Entries from a dataset of interfaces:
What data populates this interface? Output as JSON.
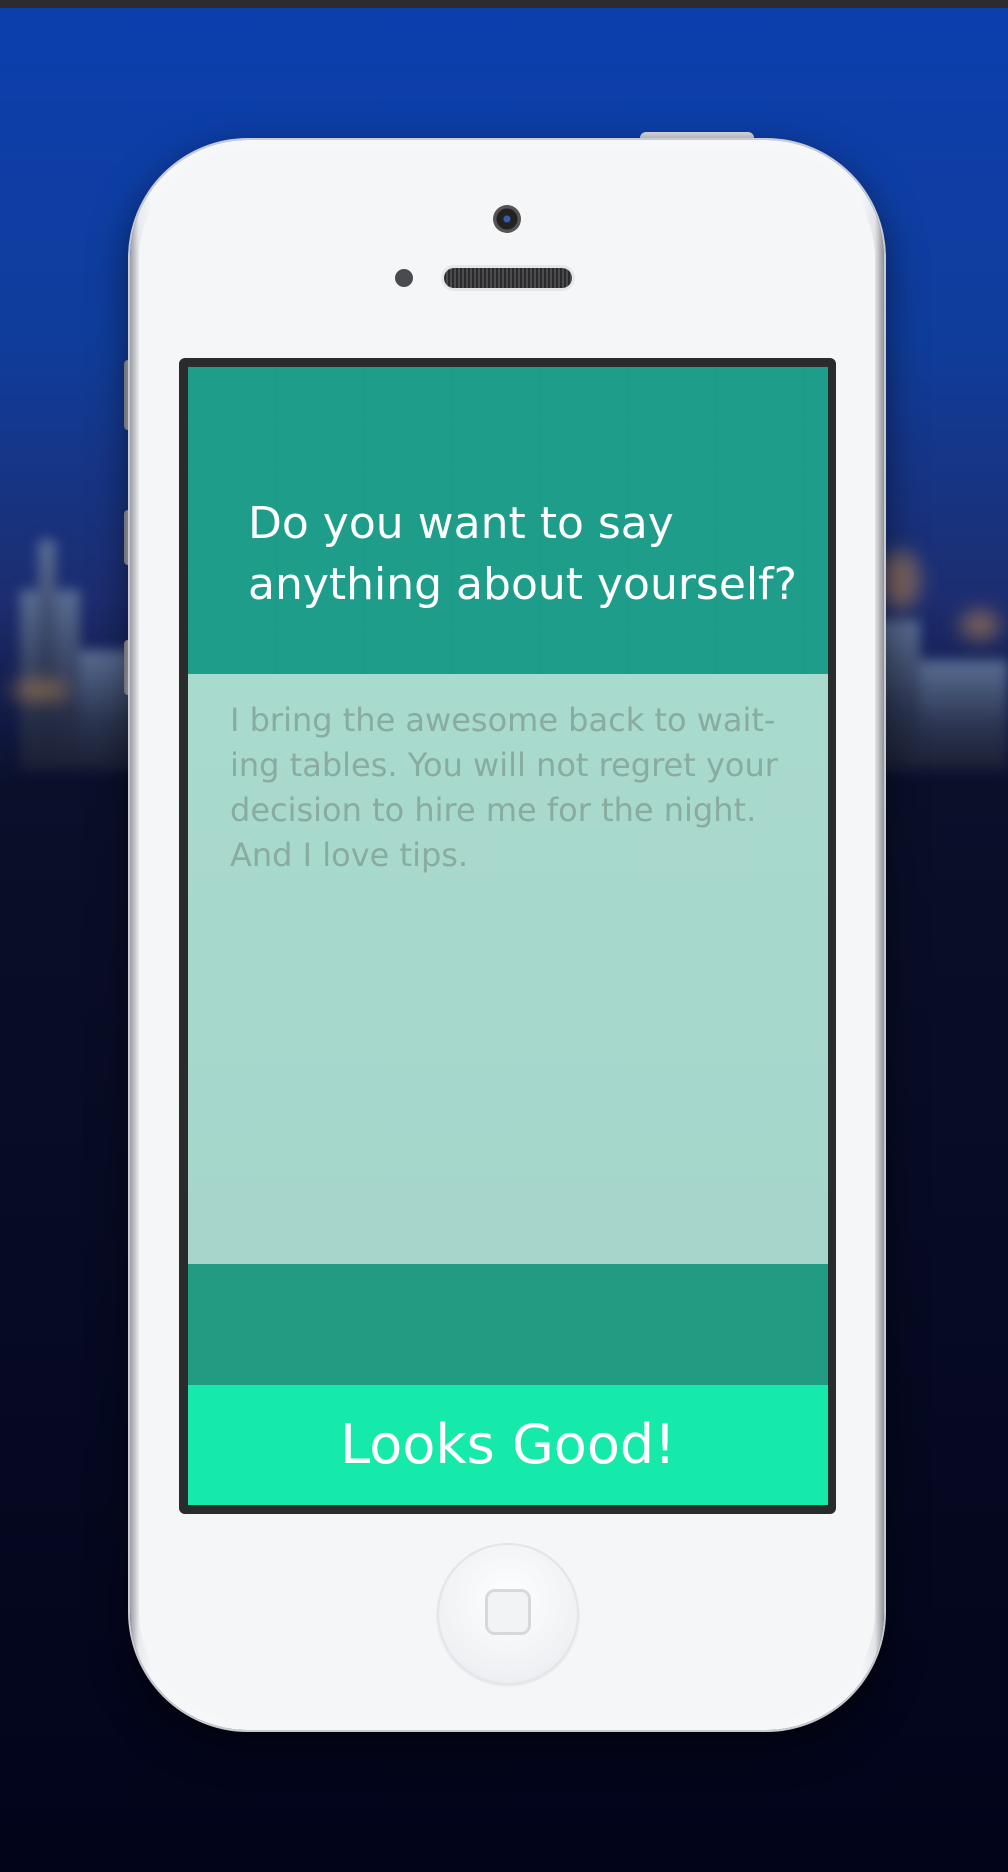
{
  "prompt": {
    "title_line1": "Do you want to say",
    "title_line2": "anything about yourself?"
  },
  "about": {
    "text": "I bring the awesome back to wait-ing tables.  You will not regret your decision to hire me for the night. And I love tips."
  },
  "actions": {
    "confirm_label": "Looks Good!"
  },
  "colors": {
    "header": "#1e9d8a",
    "text_area": "#a8dacd",
    "button": "#16eaaa",
    "background_top": "#0c3fae",
    "background_bottom": "#02041a"
  },
  "icons": [
    "camera-icon",
    "home-button-icon"
  ]
}
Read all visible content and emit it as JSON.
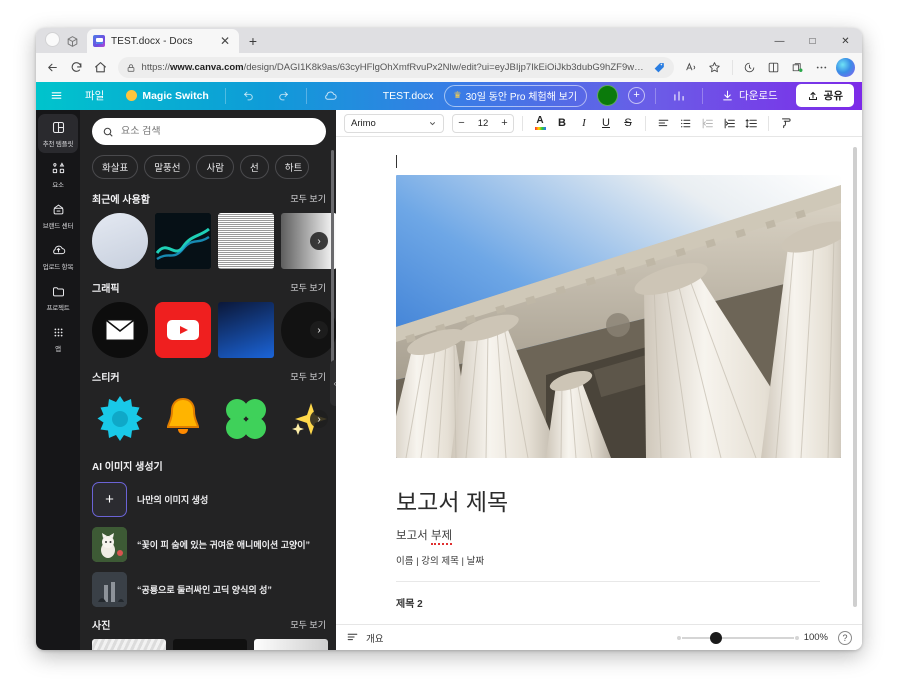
{
  "window": {
    "controls": {
      "minimize": "—",
      "maximize": "□",
      "close": "✕"
    }
  },
  "browser": {
    "tab": {
      "title": "TEST.docx - Docs",
      "close_label": "✕",
      "favicon_name": "docs-favicon"
    },
    "new_tab_label": "+",
    "nav": {
      "back": "←",
      "reload": "⟳",
      "home": "⌂"
    },
    "omnibox": {
      "lock_icon": "site-info-icon",
      "url_prefix": "https://",
      "url_domain": "www.canva.com",
      "url_path": "/design/DAGI1K8k9as/63cyHFlgOhXmfRvuPx2Nlw/edit?ui=eyJBIjp7IkEiOiJkb3dubG9hZF9wZGZjRkliwiRil…"
    },
    "toolbar_icons": [
      "price-tag-icon",
      "read-aloud-icon",
      "favorite-star-icon",
      "history-icon",
      "split-screen-icon",
      "collections-icon",
      "more-options-icon",
      "copilot-icon"
    ]
  },
  "canva": {
    "topbar": {
      "menu_label": "☰",
      "file_label": "파일",
      "magic_switch_label": "Magic Switch",
      "undo_label": "undo-icon",
      "redo_label": "redo-icon",
      "cloud_label": "cloud-saved-icon",
      "doc_name": "TEST.docx",
      "pro_trial_label": "30일 동안 Pro 체험해 보기",
      "crown": "♛",
      "plus_label": "+",
      "insights_label": "insights-icon",
      "download_label": "다운로드",
      "share_label": "공유",
      "accent_start": "#00c4cc",
      "accent_end": "#7d2ae8"
    },
    "rail": [
      {
        "label": "추천 템플릿",
        "icon": "templates-icon",
        "active": true
      },
      {
        "label": "요소",
        "icon": "elements-icon",
        "active": false
      },
      {
        "label": "브랜드 센터",
        "icon": "brand-center-icon",
        "active": false
      },
      {
        "label": "업로드 항목",
        "icon": "uploads-icon",
        "active": false
      },
      {
        "label": "프로젝트",
        "icon": "projects-icon",
        "active": false
      },
      {
        "label": "앱",
        "icon": "apps-icon",
        "active": false
      }
    ],
    "panel": {
      "search_placeholder": "요소 검색",
      "chips": [
        "화살표",
        "말풍선",
        "사람",
        "선",
        "하트"
      ],
      "see_all": "모두 보기",
      "sections": {
        "recent": "최근에 사용함",
        "graphics": "그래픽",
        "stickers": "스티커",
        "ai": "AI 이미지 생성기",
        "photos": "사진"
      },
      "ai_create_label": "나만의 이미지 생성",
      "ai_prompts": [
        "“꽃이 피 숨에 있는 귀여운 애니메이션 고양이”",
        "“공룡으로 둘러싸인 고딕 양식의 성”"
      ],
      "next_arrow": "›",
      "collapse_arrow": "‹"
    },
    "format_toolbar": {
      "font_family": "Arimo",
      "font_size": "12",
      "minus": "−",
      "plus": "+",
      "chevron": "⌄",
      "bold": "B",
      "italic": "I",
      "underline": "U",
      "strike": "S",
      "text_color": "A",
      "icons": [
        "align-left-icon",
        "bullet-list-icon",
        "outdent-icon",
        "indent-icon",
        "line-spacing-icon",
        "format-painter-icon"
      ]
    },
    "document": {
      "image_alt": "classical-columns-photo",
      "title": "보고서 제목",
      "subtitle_prefix": "보고서 ",
      "subtitle_misspelled": "부제",
      "meta": "이름 | 강의 제목 | 날짜",
      "heading2": "제목 2"
    },
    "statusbar": {
      "outline_label": "개요",
      "zoom_value": "100%",
      "help_label": "?"
    }
  }
}
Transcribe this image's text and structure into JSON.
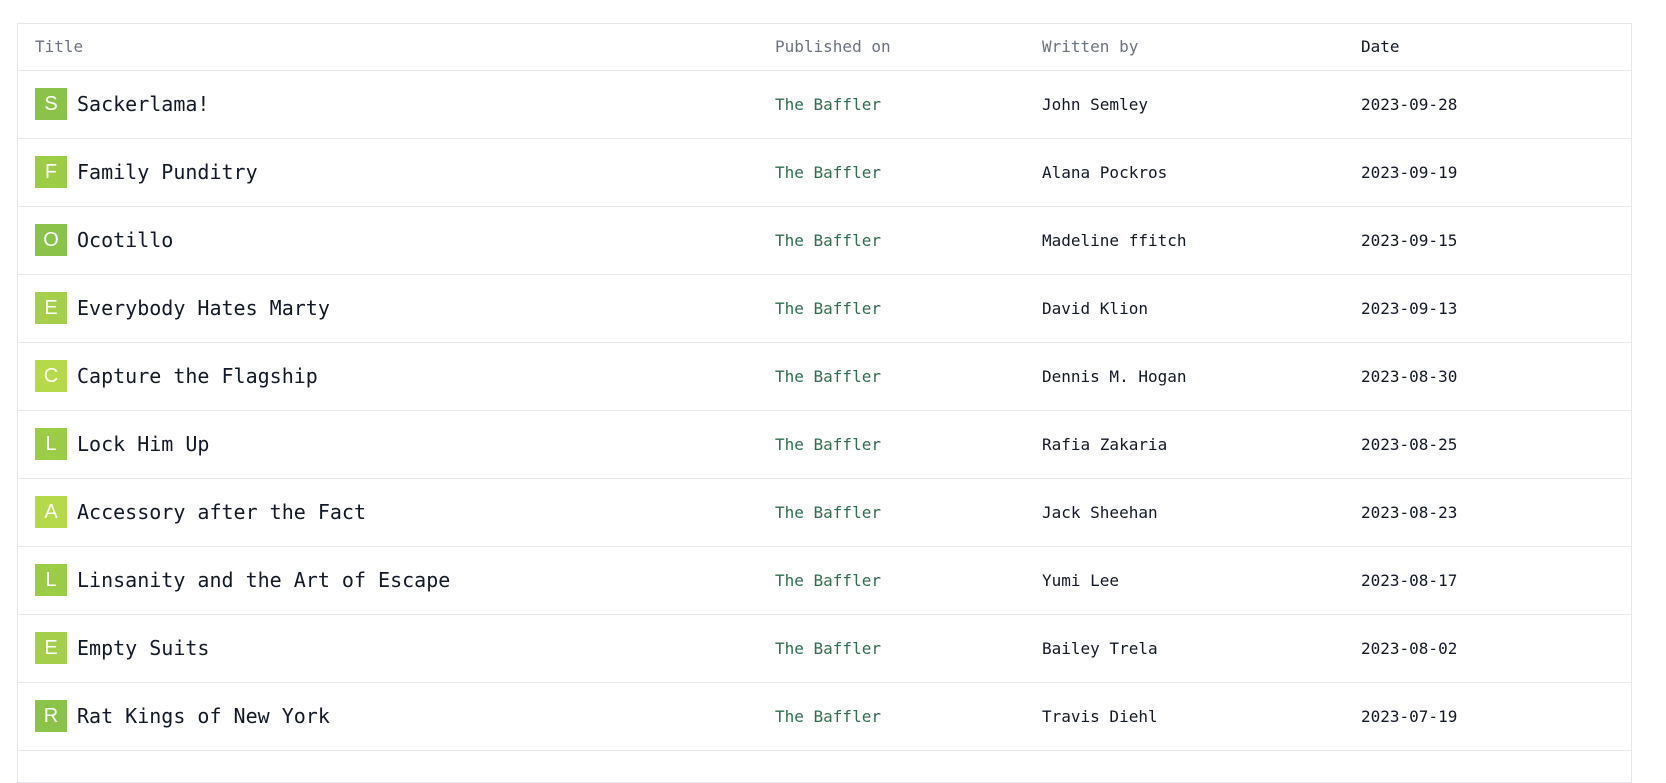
{
  "table": {
    "headers": {
      "title": "Title",
      "published_on": "Published on",
      "written_by": "Written by",
      "date": "Date"
    },
    "rows": [
      {
        "initial": "S",
        "title": "Sackerlama!",
        "published_on": "The Baffler",
        "author": "John Semley",
        "date": "2023-09-28",
        "badge_color": "#8bc34a"
      },
      {
        "initial": "F",
        "title": "Family Punditry",
        "published_on": "The Baffler",
        "author": "Alana Pockros",
        "date": "2023-09-19",
        "badge_color": "#9ccc45"
      },
      {
        "initial": "O",
        "title": "Ocotillo",
        "published_on": "The Baffler",
        "author": "Madeline ffitch",
        "date": "2023-09-15",
        "badge_color": "#8bc34a"
      },
      {
        "initial": "E",
        "title": "Everybody Hates Marty",
        "published_on": "The Baffler",
        "author": "David Klion",
        "date": "2023-09-13",
        "badge_color": "#a5cf4a"
      },
      {
        "initial": "C",
        "title": "Capture the Flagship",
        "published_on": "The Baffler",
        "author": "Dennis M. Hogan",
        "date": "2023-08-30",
        "badge_color": "#b5d94a"
      },
      {
        "initial": "L",
        "title": "Lock Him Up",
        "published_on": "The Baffler",
        "author": "Rafia Zakaria",
        "date": "2023-08-25",
        "badge_color": "#9ccc45"
      },
      {
        "initial": "A",
        "title": "Accessory after the Fact",
        "published_on": "The Baffler",
        "author": "Jack Sheehan",
        "date": "2023-08-23",
        "badge_color": "#b5d94a"
      },
      {
        "initial": "L",
        "title": "Linsanity and the Art of Escape",
        "published_on": "The Baffler",
        "author": "Yumi Lee",
        "date": "2023-08-17",
        "badge_color": "#9ccc45"
      },
      {
        "initial": "E",
        "title": "Empty Suits",
        "published_on": "The Baffler",
        "author": "Bailey Trela",
        "date": "2023-08-02",
        "badge_color": "#a5cf4a"
      },
      {
        "initial": "R",
        "title": "Rat Kings of New York",
        "published_on": "The Baffler",
        "author": "Travis Diehl",
        "date": "2023-07-19",
        "badge_color": "#8bc34a"
      }
    ]
  },
  "colors": {
    "publisher_link": "#2f6f4f",
    "header_text": "#6b7280",
    "border": "#e5e7eb"
  }
}
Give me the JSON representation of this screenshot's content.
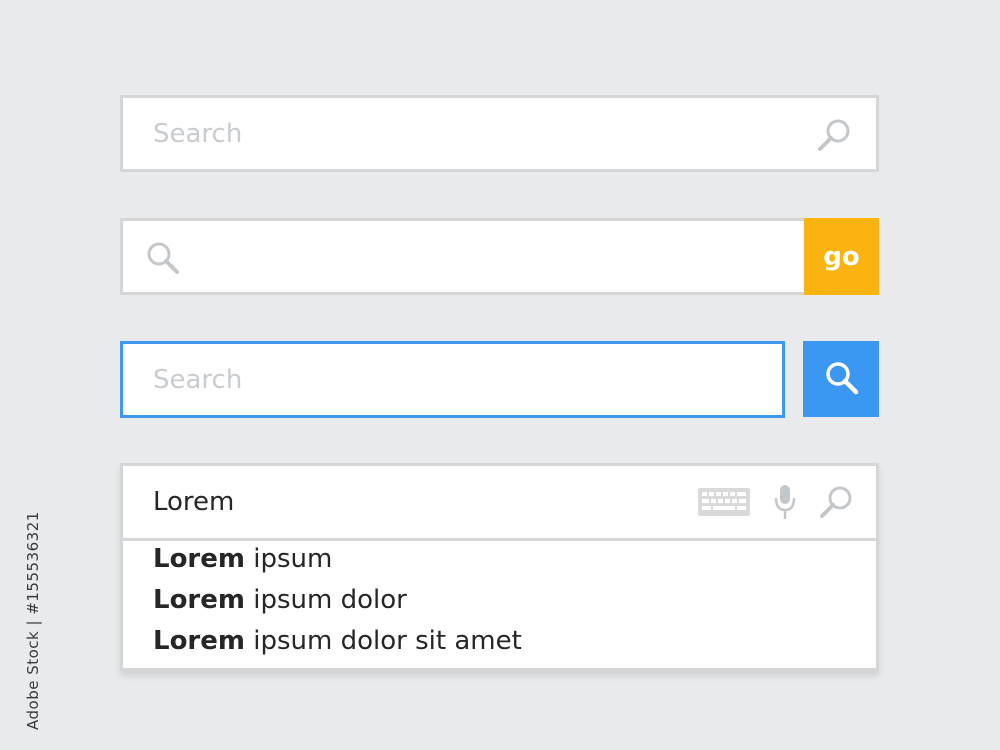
{
  "search_bar_1": {
    "placeholder": "Search",
    "icon": "search-icon"
  },
  "search_bar_2": {
    "icon": "search-icon",
    "go_label": "go",
    "go_color": "#fbb40f"
  },
  "search_bar_3": {
    "placeholder": "Search",
    "focus_color": "#3f98ee",
    "button_color": "#3b97f0",
    "button_icon": "search-icon"
  },
  "search_bar_4": {
    "value": "Lorem",
    "icons": [
      "keyboard-icon",
      "microphone-icon",
      "search-icon"
    ],
    "suggestions": [
      {
        "match": "Lorem",
        "rest": " ipsum"
      },
      {
        "match": "Lorem",
        "rest": " ipsum dolor"
      },
      {
        "match": "Lorem",
        "rest": " ipsum dolor sit amet"
      }
    ]
  },
  "side_text": "Adobe Stock | #155536321",
  "colors": {
    "background": "#e9eaeb",
    "border": "#d4d6d8",
    "placeholder": "#c9cccf",
    "text": "#262626"
  }
}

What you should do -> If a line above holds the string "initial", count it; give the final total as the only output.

Solution below -> 10